NEW YORK FIRM’S WORKPLACE MANUAL IS A STUDY IN STUPIDITY
Every now and then, some large American corporation does something so stupid that it reminds you all over again that the people who run them should be regarded as guilty until proven innocent.
The most recent crime against common sense was committed by the bosses of Alliance Capital Management Holding LP in New York, when they issued their employees a little booklet telling them how to behave. A copy of this book now sits on my desk, where it continues to startle anyone who happens upon it.
“Dress shirts should always be neatly pressed, long sleeved, and made of an opaque fabric,” it begins. “Ties,” it continues, “should coordinate with a shirt (and) should be long enough to reach the tip of your belt.”

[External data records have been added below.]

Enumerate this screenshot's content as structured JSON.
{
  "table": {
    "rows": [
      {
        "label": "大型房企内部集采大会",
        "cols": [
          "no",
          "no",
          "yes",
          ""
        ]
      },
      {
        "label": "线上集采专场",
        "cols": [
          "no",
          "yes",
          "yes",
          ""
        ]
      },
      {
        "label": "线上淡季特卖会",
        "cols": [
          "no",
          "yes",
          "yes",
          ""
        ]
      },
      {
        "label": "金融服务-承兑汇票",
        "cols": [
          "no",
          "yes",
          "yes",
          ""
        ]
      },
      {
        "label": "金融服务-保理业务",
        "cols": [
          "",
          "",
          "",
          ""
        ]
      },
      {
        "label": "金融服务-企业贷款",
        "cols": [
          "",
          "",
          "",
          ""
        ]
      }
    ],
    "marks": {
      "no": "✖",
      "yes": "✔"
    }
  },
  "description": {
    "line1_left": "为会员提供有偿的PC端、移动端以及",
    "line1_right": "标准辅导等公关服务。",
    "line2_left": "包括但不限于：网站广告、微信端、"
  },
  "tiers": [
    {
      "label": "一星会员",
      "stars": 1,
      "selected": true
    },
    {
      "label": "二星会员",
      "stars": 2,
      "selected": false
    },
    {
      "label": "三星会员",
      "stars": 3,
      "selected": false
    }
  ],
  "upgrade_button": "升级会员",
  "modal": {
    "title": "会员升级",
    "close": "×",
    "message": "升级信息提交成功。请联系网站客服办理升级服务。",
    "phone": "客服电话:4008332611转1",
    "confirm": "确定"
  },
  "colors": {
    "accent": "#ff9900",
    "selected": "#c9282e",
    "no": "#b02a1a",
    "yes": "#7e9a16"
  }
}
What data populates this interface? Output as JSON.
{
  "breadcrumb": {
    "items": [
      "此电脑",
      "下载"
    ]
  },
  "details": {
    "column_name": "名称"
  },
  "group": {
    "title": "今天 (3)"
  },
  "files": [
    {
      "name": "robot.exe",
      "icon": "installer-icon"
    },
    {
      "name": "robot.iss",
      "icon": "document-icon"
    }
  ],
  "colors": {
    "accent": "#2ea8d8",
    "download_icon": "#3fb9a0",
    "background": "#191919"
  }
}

From there, the book, which could be titled “The Alliance Capital Rules for Life,” only gets better, or worse, depending on whether you are an outsider looking in or an Alliance Capital employee who has been asked to conform.
The manual contains sections entitled “Appropriate Conversations,” “Telephone Etiquette,” “Restroom Behavior” and “Elevator Etiquette.” It offers a short treatise on “Basic Hygiene,” in which the authorities at Alliance Capital remind their underlings that “while we do not think twice about using deodorant or antiperspirant every morning, we may not think about lingering food odors.”
There is a disquisition on “Annoying Habits” in which employees learn that “seemingly innocuous habits such as rocking back and forth, playing with hair, or constantly adjusting clothing can be detrimental to professional image.”
How to fly
On and on it goes, reaching even into the employee’s life outside the office. On airplanes, for instance, “if the person in the seat next to you wants to engage in conversation, and you do not want to speak with him or her, explain politely that you would like to read, sleep or work.”
Truly, a breathtaking performance. The management of Alliance Capital must set some sort of land speed record for being out of step with the times. Reading their booklet, I found my mind drifting back to the 1950s TV sitcoms in which a beleaguered organization man chases around after his boss, lips a-pucker. That character, if he ever existed in real life, might have taken an etiquette manual from the boss to heart. But who in our times stands to benefit from such a work?
The obvious answer the employees of Alliance Capital could not possibly be right. Think about it: If you were an employee of a company in the year 2000 and your boss gave you a little book telling you never to eat onions for lunch and always to wash up after you pee, what would be your response?
Recent history shows that the main effect of any attempt to discipline Wall Street Man will be to cause him to rebel. Perhaps there are still a few constipated souls on Wall Street who would say, “Finally, we have someone in charge who can make the people around me behave like real professionals!” But I’ll bet most everyone else would say, “Screw you, I’m going to eat twice the number of onions, then pee in my pants, and when I’m finished, if the spirit moves me, go to work for your competition.”
If the audience for this book is not the employees, it must be the customers the pension funds and so on who pay Alliance Capital to manage their money. Presumably these people will be pleased to know that on their rare visits to Alliance Capital they won’t be greeted by employees in gauzy shirts with stumpy ties dangling between their exposed nipples, who make unseemly jokes in meetings and unpleasant grunts in the rest rooms. Maybe that is the point. Money management is not supposed to be interesting, it is supposed to be careful, and the people who do it should exude a similar carefulness.
But, again, think about it: If you have put your money into Alliance Capital’s hands, does the knowledge that management feels that its employees need to be told to wash after they pee make you feel better or worse? If it were my money, I’d feel worse and not about the employees. About the management.
Specifically, I’d wonder if they were aware that those creatures they purport to manage work in the most open labor market on the planet, and that, if hounded about the petty details of their daily lives, the best of them will simply pick up and take their talents elsewhere. A firm is a lot less likely to attract great money managers if the money managers are also required to wash after they pee. Indeed, it’s a known fact that a lot of great money managers have neglected to wash after they pee. But that fact alone has done nothing to alter their performance.
And so in the end, the Alliance Capital etiquette book is without an audience. Those few who read it from cover to cover will have a reaction that is the opposite of the one intended.
Employees and outsiders who happen to see it will assume that the people who run Alliance Capital are boobs. It’s a pity they don’t have manuals to fix that.
Michael Lewis, the author of “Liar’s Poker” and “The New New Thing,” is a columnist for Bloomberg News.